Killian pointed to a recent controversy where a local Tennessee politician posted a photo of a man aiming a shotgun at the camera with the caption “How to wink at a Muslim.”

“If a Muslim had posted ‘How to Wink at a Christian,’ could you imagine what would have happened?” Killian asked, according to the newspaper.

The Department of Justice did not respond Friday to a question about what guidelines it draws concerning offensive speech and Islam, or whether the department believes that civil rights statutes could be used to stifle criticism of Islam.

While threats directed at individuals or small groups can lead to punishment, First Amendment experts expressed doubt that the government has any power to stop offensive material about Islam from circulating.

“He’s just wrong,” said Floyd Abrams, one of the country’s most respected First Amendment attorneys. “The government may, indeed, play a useful and entirely constitutional role in urging people not to engage in speech that amounts to religious discrimination. But it may not, under the First Amendment, prevent or punish speech even if it may be viewed as hostile to a religion.”

“And what it most clearly may not do is to stifle political or social debate, however rambunctious or offensive some may think it is,” Abrams said.

A conservative watchdog group, Judicial Watch, accused the Obama administration of using federal law to specifically protect Muslims from criticism.

“In its latest effort to protect followers of Islam in the U.S. the Obama Justice Department warns against using social media to spread information considered inflammatory against Muslims, threatening that it could constitute a violation of civil rights,” the group wrote in a blog post.

In recent years, the federal government has faced difficult questions about how to respond to material posted about Islam and the Prophet Muhammed — especially when the content causes riots or attacks abroad….

The questions really aren’t all that difficult. The U.S. government should protect the freedom of expression, and explain why it is important. Instead, this travesty in Tennessee.
Posted by Robert on June 2, 2013 5:13 PM


If you live in Tennessee, please join Pamela Geller in a major demonstration for free speech on June 4th at 5:30pm Manchester-Coffee County Conference Center, 147 Hospitality Blvd, in Manchester, Tennessee. fight-the-time-is-now-tennessee-is-the-battle-join-us.html


Washington Post 03:46 PM ET, 09/26/2012

Obama: ‘The future must not belong to those who slander the prophet of Islam’
By Georgetown / On Faith

“The impulse towards intolerance and violence may initially be focused on the West, but over time it cannot be contained.

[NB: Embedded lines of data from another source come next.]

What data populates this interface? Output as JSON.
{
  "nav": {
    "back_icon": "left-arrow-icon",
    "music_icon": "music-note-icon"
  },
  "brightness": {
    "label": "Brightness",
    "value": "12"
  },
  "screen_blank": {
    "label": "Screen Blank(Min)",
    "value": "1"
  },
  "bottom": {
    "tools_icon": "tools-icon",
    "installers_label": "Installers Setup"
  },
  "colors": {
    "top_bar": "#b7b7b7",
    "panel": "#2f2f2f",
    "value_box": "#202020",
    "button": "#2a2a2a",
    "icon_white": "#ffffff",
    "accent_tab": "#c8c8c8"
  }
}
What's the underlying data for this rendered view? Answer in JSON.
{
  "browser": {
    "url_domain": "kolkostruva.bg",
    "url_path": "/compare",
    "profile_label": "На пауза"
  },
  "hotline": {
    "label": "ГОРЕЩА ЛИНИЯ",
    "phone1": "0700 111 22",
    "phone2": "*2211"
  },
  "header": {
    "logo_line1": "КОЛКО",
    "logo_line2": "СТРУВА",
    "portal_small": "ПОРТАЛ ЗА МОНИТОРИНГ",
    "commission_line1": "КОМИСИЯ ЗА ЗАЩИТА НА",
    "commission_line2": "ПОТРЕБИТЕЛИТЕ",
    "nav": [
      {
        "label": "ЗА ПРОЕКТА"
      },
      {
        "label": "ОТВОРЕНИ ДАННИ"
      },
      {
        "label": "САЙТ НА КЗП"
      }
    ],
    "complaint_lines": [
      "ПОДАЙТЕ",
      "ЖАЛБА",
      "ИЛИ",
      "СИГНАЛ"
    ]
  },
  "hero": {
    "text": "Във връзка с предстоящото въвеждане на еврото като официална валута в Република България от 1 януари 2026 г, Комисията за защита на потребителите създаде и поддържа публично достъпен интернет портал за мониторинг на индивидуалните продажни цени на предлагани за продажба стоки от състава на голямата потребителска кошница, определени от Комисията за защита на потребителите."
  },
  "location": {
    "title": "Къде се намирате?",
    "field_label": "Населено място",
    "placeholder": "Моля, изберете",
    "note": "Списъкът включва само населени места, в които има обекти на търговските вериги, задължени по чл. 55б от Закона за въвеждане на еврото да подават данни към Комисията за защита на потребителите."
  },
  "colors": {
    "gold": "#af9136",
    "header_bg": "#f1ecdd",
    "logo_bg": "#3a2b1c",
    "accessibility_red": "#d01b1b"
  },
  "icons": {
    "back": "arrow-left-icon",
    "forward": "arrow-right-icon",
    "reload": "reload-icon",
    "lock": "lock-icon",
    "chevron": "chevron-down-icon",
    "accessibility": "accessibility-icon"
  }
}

The same impulses toward extremism are used to justify war between Sunni and Shia, between tribes and clans. It leads not to strength and prosperity but to chaos. In less than two years, we have seen largely peaceful protests bring more change to Muslim-majority countries than a decade of violence. And extremists understand this. Because they have nothing to offer to improve the lives of people, violence is their only way to stay relevant. They don’t build; they only destroy. […] The future must not belong to those who slander the prophet of Islam. But to be credible, those who condemn that slander must also condemn the hate we see in the images of Jesus Christ that are desecrated, or churches that are destroyed, or the Holocaust that is denied.”

Addressing the U.N. General Assembly, President Obama calls for tolerance and speaks out against violence.

Read more in the Faith 2012 Quote Archives.

President Barack Obama addresses the 67th session of the United Nations General Assembly on Sept. 25, 2012. (AP)